If Cinderella’s Fairy Godmother showed up in my boudoir and offered to give me a make-over, I’d ask to be changed into Barbra Streisand—the voice that is second to none, the profile that is the eighth wonder of the world, the yummy hubby (aka James Brolin) who is the ninth wonder of the world, and all of the rest. But, if that request were impossible—if there were too many people in line ahead of me with the same request, which more than likely would be the case, my alternate choice would be to be cloned as Ohio author, Rosalie Linver Ungar.
While some of you are aware of Rosalie, many of you aren’t, therefore, I’ve decided to make it my job today to tell you what I know about her. At the end of my soliloquy, you might want to become her too, but you are on notice that I got here first, so you’ll have to get in line behind me.
You will note that Barbra and Rosalie share at least four characteristics of which I am aware: they are both Jewish; they are both lovely; they are both talented; and they both have chutzpah—that’s Jewish for gutsy. Barbra’s chutzpah is well-known and needs no endorsement from me, but to authenticate my claim of Rosalie’s grit, I offer as evidence her forthright and seriously entertaining memoir, No Sex in San Tropez, a story about her exploits, well maybe it is more accurately described as her odyssey, in 1974 in the United Kingdom, France and other locations in Europe.
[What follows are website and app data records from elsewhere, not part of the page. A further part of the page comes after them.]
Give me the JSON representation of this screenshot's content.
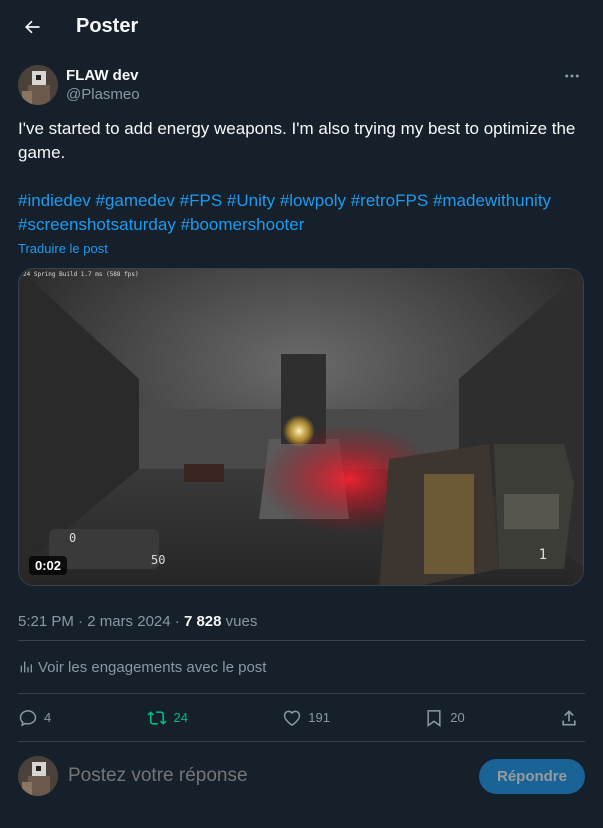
{
  "header": {
    "title": "Poster"
  },
  "author": {
    "display_name": "FLAW dev",
    "handle": "@Plasmeo"
  },
  "tweet": {
    "text": "I've started to add energy weapons. I'm also trying my best to optimize the game.",
    "hashtags": [
      "#indiedev",
      "#gamedev",
      "#FPS",
      "#Unity",
      "#lowpoly",
      "#retroFPS",
      "#madewithunity",
      "#screenshotsaturday",
      "#boomershooter"
    ],
    "translate_label": "Traduire le post"
  },
  "media": {
    "duration": "0:02",
    "overlay_text": "24 Spring Build 1.7 ms (588 fps)",
    "hud_ammo": "0",
    "hud_health": "50",
    "hud_right": "1"
  },
  "meta": {
    "time": "5:21 PM",
    "date": "2 mars 2024",
    "views_count": "7 828",
    "views_label": "vues"
  },
  "engagements_label": "Voir les engagements avec le post",
  "actions": {
    "replies": "4",
    "reposts": "24",
    "likes": "191",
    "bookmarks": "20"
  },
  "reply": {
    "placeholder": "Postez votre réponse",
    "button_label": "Répondre"
  },
  "colors": {
    "background": "#15202b",
    "accent": "#1d9bf0",
    "repost": "#00ba7c",
    "muted": "#8b98a5"
  }
}
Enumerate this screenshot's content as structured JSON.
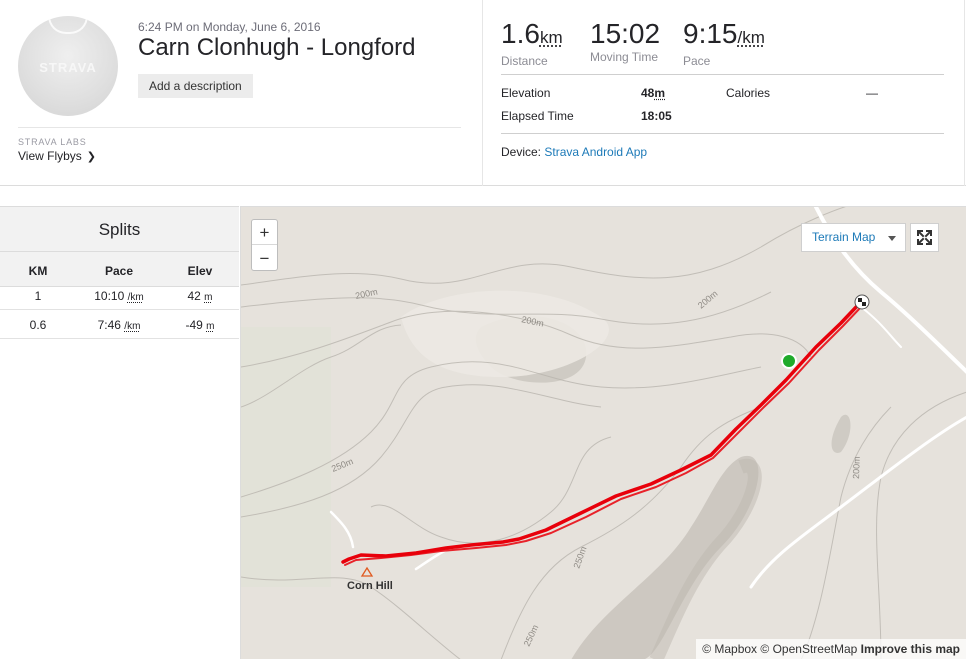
{
  "activity": {
    "date_line": "6:24 PM on Monday, June 6, 2016",
    "title": "Carn Clonhugh - Longford",
    "add_description_label": "Add a description",
    "avatar_logo": "STRAVA"
  },
  "labs": {
    "label": "STRAVA LABS",
    "flyby_link": "View Flybys"
  },
  "stats": {
    "distance": {
      "value": "1.6",
      "unit": "km",
      "label": "Distance"
    },
    "moving_time": {
      "value": "15:02",
      "label": "Moving Time"
    },
    "pace": {
      "value": "9:15",
      "unit": "/km",
      "label": "Pace"
    }
  },
  "details": {
    "elevation_label": "Elevation",
    "elevation_value": "48",
    "elevation_unit": "m",
    "calories_label": "Calories",
    "calories_value": "—",
    "elapsed_label": "Elapsed Time",
    "elapsed_value": "18:05",
    "device_label": "Device: ",
    "device_value": "Strava Android App"
  },
  "splits": {
    "title": "Splits",
    "columns": [
      "KM",
      "Pace",
      "Elev"
    ],
    "rows": [
      {
        "km": "1",
        "pace": "10:10",
        "pace_unit": "/km",
        "elev": "42",
        "elev_unit": "m"
      },
      {
        "km": "0.6",
        "pace": "7:46",
        "pace_unit": "/km",
        "elev": "-49",
        "elev_unit": "m"
      }
    ]
  },
  "map": {
    "zoom_in": "+",
    "zoom_out": "−",
    "layer_label": "Terrain Map",
    "contour_labels": [
      "200m",
      "200m",
      "200m",
      "250m",
      "250m",
      "200m",
      "250m"
    ],
    "place_label": "Corn Hill",
    "attribution": {
      "mapbox": "© Mapbox",
      "osm": "© OpenStreetMap",
      "improve": "Improve this map"
    },
    "colors": {
      "route": "#e8000b",
      "start": "#1faa2a",
      "terrain": "#e6e2dc",
      "link": "#1d7ab8"
    }
  }
}
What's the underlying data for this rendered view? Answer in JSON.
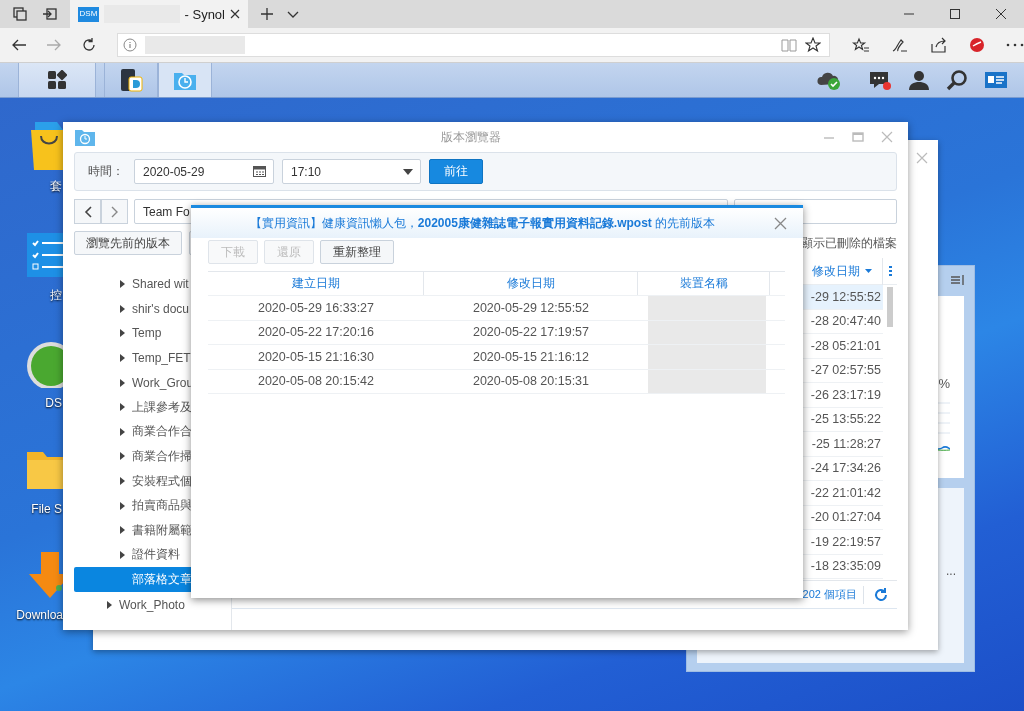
{
  "browser": {
    "favicon": "DSM",
    "tab_title": "- Synol"
  },
  "taskbar": {
    "apps": [
      {
        "kind": "files",
        "selected": false
      },
      {
        "kind": "versions",
        "selected": true
      }
    ],
    "notifications_unread": true
  },
  "desktop_icons": [
    {
      "kind": "package",
      "label": "套"
    },
    {
      "kind": "control",
      "label": "控"
    },
    {
      "kind": "help",
      "label": "DS"
    },
    {
      "kind": "folder",
      "label": "File S"
    },
    {
      "kind": "download",
      "label": "Downloa"
    }
  ],
  "widget": {
    "percent": "%",
    "more": "..."
  },
  "version_browser": {
    "title": "版本瀏覽器",
    "time_label": "時間：",
    "date": "2020-05-29",
    "time": "17:10",
    "go_button": "前往",
    "path": "Team Fo",
    "browse_button": "瀏覽先前的版本",
    "show_deleted": {
      "label": "顯示已刪除的檔案"
    },
    "tree": [
      {
        "children": [
          {
            "label": "Shared wit",
            "expandable": true,
            "selected": false
          },
          {
            "label": "shir's docu",
            "expandable": true,
            "selected": false
          },
          {
            "label": "Temp",
            "expandable": true,
            "selected": false
          },
          {
            "label": "Temp_FET",
            "expandable": true,
            "selected": false
          },
          {
            "label": "Work_Grou",
            "expandable": true,
            "selected": false
          },
          {
            "label": "上課參考及",
            "expandable": true,
            "selected": false
          },
          {
            "label": "商業合作合",
            "expandable": true,
            "selected": false
          },
          {
            "label": "商業合作掃",
            "expandable": true,
            "selected": false
          },
          {
            "label": "安裝程式個",
            "expandable": true,
            "selected": false
          },
          {
            "label": "拍賣商品與",
            "expandable": true,
            "selected": false
          },
          {
            "label": "書籍附屬範",
            "expandable": true,
            "selected": false
          },
          {
            "label": "證件資料",
            "expandable": true,
            "selected": false
          },
          {
            "label": "部落格文章",
            "expandable": false,
            "selected": true
          }
        ]
      },
      {
        "label": "Work_Photo",
        "expandable": true,
        "selected": false
      }
    ],
    "modified_header": "修改日期",
    "rows": [
      {
        "modified": "-29 12:55:52",
        "selected": true
      },
      {
        "modified": "-28 20:47:40",
        "selected": false
      },
      {
        "modified": "-28 05:21:01",
        "selected": false
      },
      {
        "modified": "-27 02:57:55",
        "selected": false
      },
      {
        "modified": "-26 23:17:19",
        "selected": false
      },
      {
        "modified": "-25 13:55:22",
        "selected": false
      },
      {
        "modified": "-25 11:28:27",
        "selected": false
      },
      {
        "modified": "-24 17:34:26",
        "selected": false
      },
      {
        "modified": "-22 21:01:42",
        "selected": false
      },
      {
        "modified": "-20 01:27:04",
        "selected": false
      },
      {
        "modified": "-19 22:19:57",
        "selected": false
      },
      {
        "modified": "-18 23:35:09",
        "selected": false
      }
    ],
    "item_count": "202 個項目"
  },
  "dialog": {
    "title": "【實用資訊】健康資訊懶人包，**202005康健雜誌電子報實用資料記錄.wpost** 的先前版本",
    "buttons": [
      {
        "label": "下載",
        "disabled": true
      },
      {
        "label": "還原",
        "disabled": true
      },
      {
        "label": "重新整理",
        "disabled": false
      }
    ],
    "columns": [
      "建立日期",
      "修改日期",
      "裝置名稱"
    ],
    "rows": [
      {
        "created": "2020-05-29 16:33:27",
        "modified": "2020-05-29 12:55:52"
      },
      {
        "created": "2020-05-22 17:20:16",
        "modified": "2020-05-22 17:19:57"
      },
      {
        "created": "2020-05-15 21:16:30",
        "modified": "2020-05-15 21:16:12"
      },
      {
        "created": "2020-05-08 20:15:42",
        "modified": "2020-05-08 20:15:31"
      }
    ]
  }
}
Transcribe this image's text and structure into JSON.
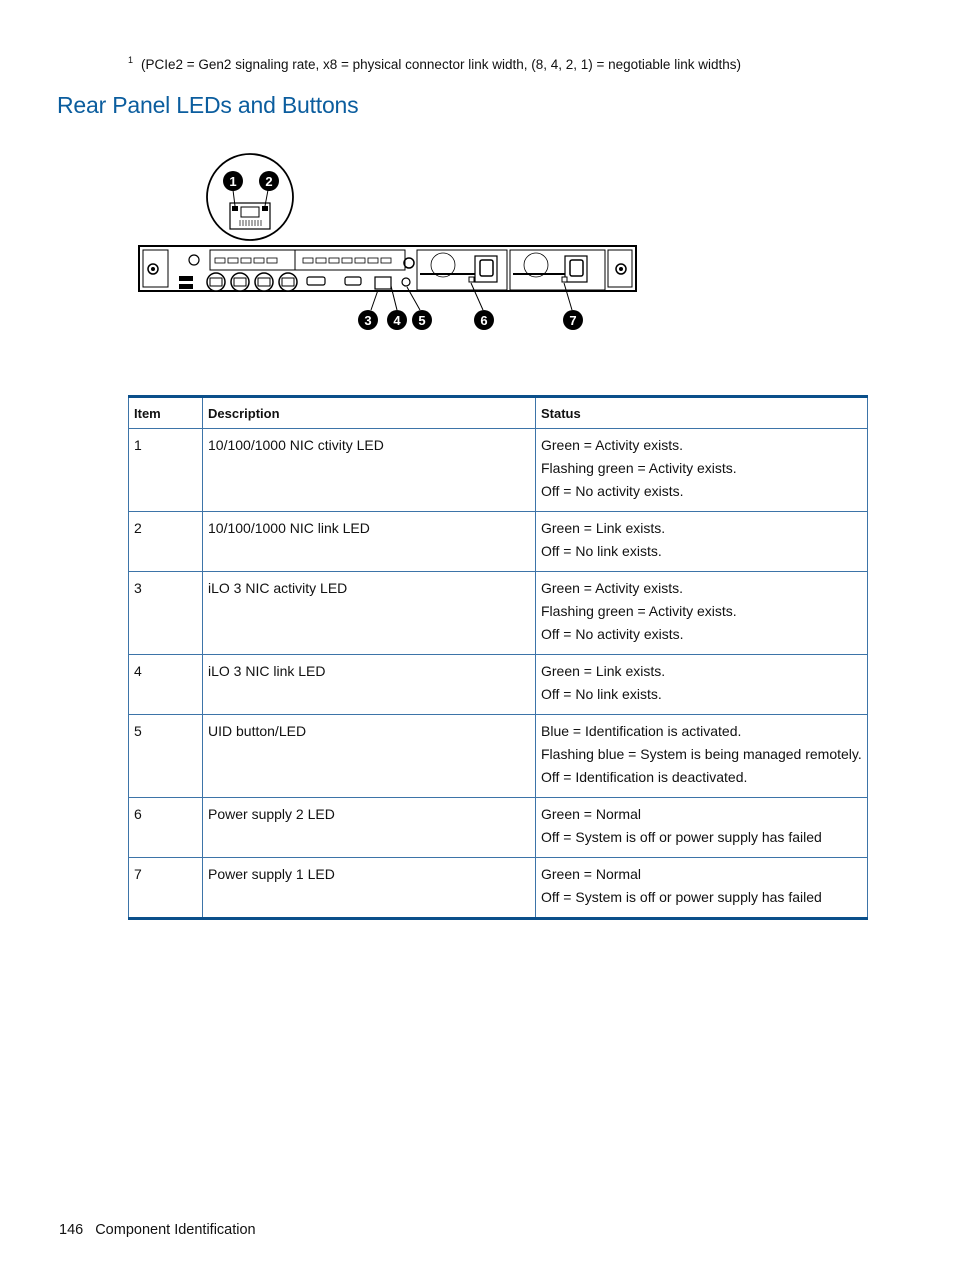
{
  "footnote": {
    "marker": "1",
    "text": "(PCIe2 = Gen2 signaling rate, x8 = physical connector link width, (8, 4, 2, 1) = negotiable link widths)"
  },
  "section": {
    "title": "Rear Panel LEDs and Buttons"
  },
  "diagram": {
    "callouts": [
      "1",
      "2",
      "3",
      "4",
      "5",
      "6",
      "7"
    ]
  },
  "table": {
    "headers": [
      "Item",
      "Description",
      "Status"
    ],
    "rows": [
      {
        "item": "1",
        "description": "10/100/1000 NIC ctivity LED",
        "status": [
          "Green = Activity exists.",
          "Flashing green = Activity exists.",
          "Off = No activity exists."
        ]
      },
      {
        "item": "2",
        "description": "10/100/1000 NIC link LED",
        "status": [
          "Green = Link exists.",
          "Off = No link exists."
        ]
      },
      {
        "item": "3",
        "description": "iLO 3 NIC activity LED",
        "status": [
          "Green = Activity exists.",
          "Flashing green = Activity exists.",
          "Off = No activity exists."
        ]
      },
      {
        "item": "4",
        "description": "iLO 3 NIC link LED",
        "status": [
          "Green = Link exists.",
          "Off = No link exists."
        ]
      },
      {
        "item": "5",
        "description": "UID button/LED",
        "status": [
          "Blue = Identification is activated.",
          "Flashing blue = System is being managed remotely.",
          "Off = Identification is deactivated."
        ]
      },
      {
        "item": "6",
        "description": "Power supply 2 LED",
        "status": [
          "Green = Normal",
          "Off = System is off or power supply has failed"
        ]
      },
      {
        "item": "7",
        "description": "Power supply 1 LED",
        "status": [
          "Green = Normal",
          "Off = System is off or power supply has failed"
        ]
      }
    ]
  },
  "footer": {
    "page_number": "146",
    "chapter": "Component Identification"
  }
}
1974 was a year that was not only pivotal in Rosalie’s empowerment as a person, but it marked a time when the Women’s Liberation Movement was in full force. In no small measure to the credit of two inspired feminists: first, the American journalist, and social/political activist, Gloria Steinem, who is recognized as the leader and spokesperson of the movement, and second, Canadian singer, Helen Reddy, whose hit song, I Am Woman, struck a chord with its “divinely inspired” anthem, “I am strong; I am invincible; I am woman,” and set in motion the conversion of countless women of their day from doormats to powerhouses. Along with Rosalie Linver Ungar and the others, I was one of those women.
The switch was slow-going for many of us—many of us only secretly harbored a dream of our freedom and our equality in our hearts and minds—some of us only took baby steps in that direction—but intrepid Rosalie…well, she took giant steps and seized hers in actuality. Faced with a second divorce, a humdrum job, and her two teenage sons having elected to live with their father more than two thousand miles away, rather than becoming paralyzed by her grief and guilt, Rosalie chose to transform her pain into an adventure—the greatest adventure any of us can take: she went inside of herself while in the guise of a care-free, thirty-six year-old, itinerant domestic on the other side of the planet.
What kind of courage does it take for a woman to defy convention, as well as the exhortations of her very Jewish Mother (we all know about the powers of manipulation of very Jewish Mothers), quit her job, and on the uncertain hospitality of a friend of a friend in England, pack her one suitcase, $2,500 in cash and a couple of soon-to-expire credit cards, board an airplane in California where she lived at the time, and fly into an unknown destiny on the other side of the world? My respect for her would have been enormous if she had trekked from one coast to the other of her own country…but to set sail for England, ultimately alone, no less, as a way of nursing her broken heart…?!
Don’t get me wrong. Never is the phrase, “My broken heart,” penned to paper in her charming memoir. Even as she bluffs her way into a position as a French-speaking au pair in St. Tropez, when in actuality she had never uttered a word of the language, and ends up with the entire town at her feet, you get the sense that in caring for the two children and running the household, that Rosalie is working through the maze of her own hurt and disappointments. But to detect it, you have to read between the lines because I think she had discovered by then the value of some well-placed denial, at times, a mind-set that keeps her memoir an upbeat and entertaining read.
Even though her children had actually left her, “Am I a bad mother for leaving my children?” does show up once in awhile in the book, but she presses on despite personal uncertainty and her mother’s guilt-trip-laced letters, and takes control of her life. A friend says to her, “Rosalie, you live a charmed life.” But I have a sneaking suspicion that she lives a charmed life because, as demonstrated in her book, she has an impeccable sense of timing, feels comfortable in her own skin and in her own stretch of real estate with never a doubt that all of the rest of the planet is her oyster, as well. But mostly she is who she is, and she lives the way she lives, because she has chutzpah, I think, and the positive aspects of a very Jewish Mother ringing inside of her head. All of us could do well with a bit of that kind of mothering.
No Sex in St. Tropez is a tour de force you shouldn’t miss. The book is available in paperback and eBook at www.Amazon.com.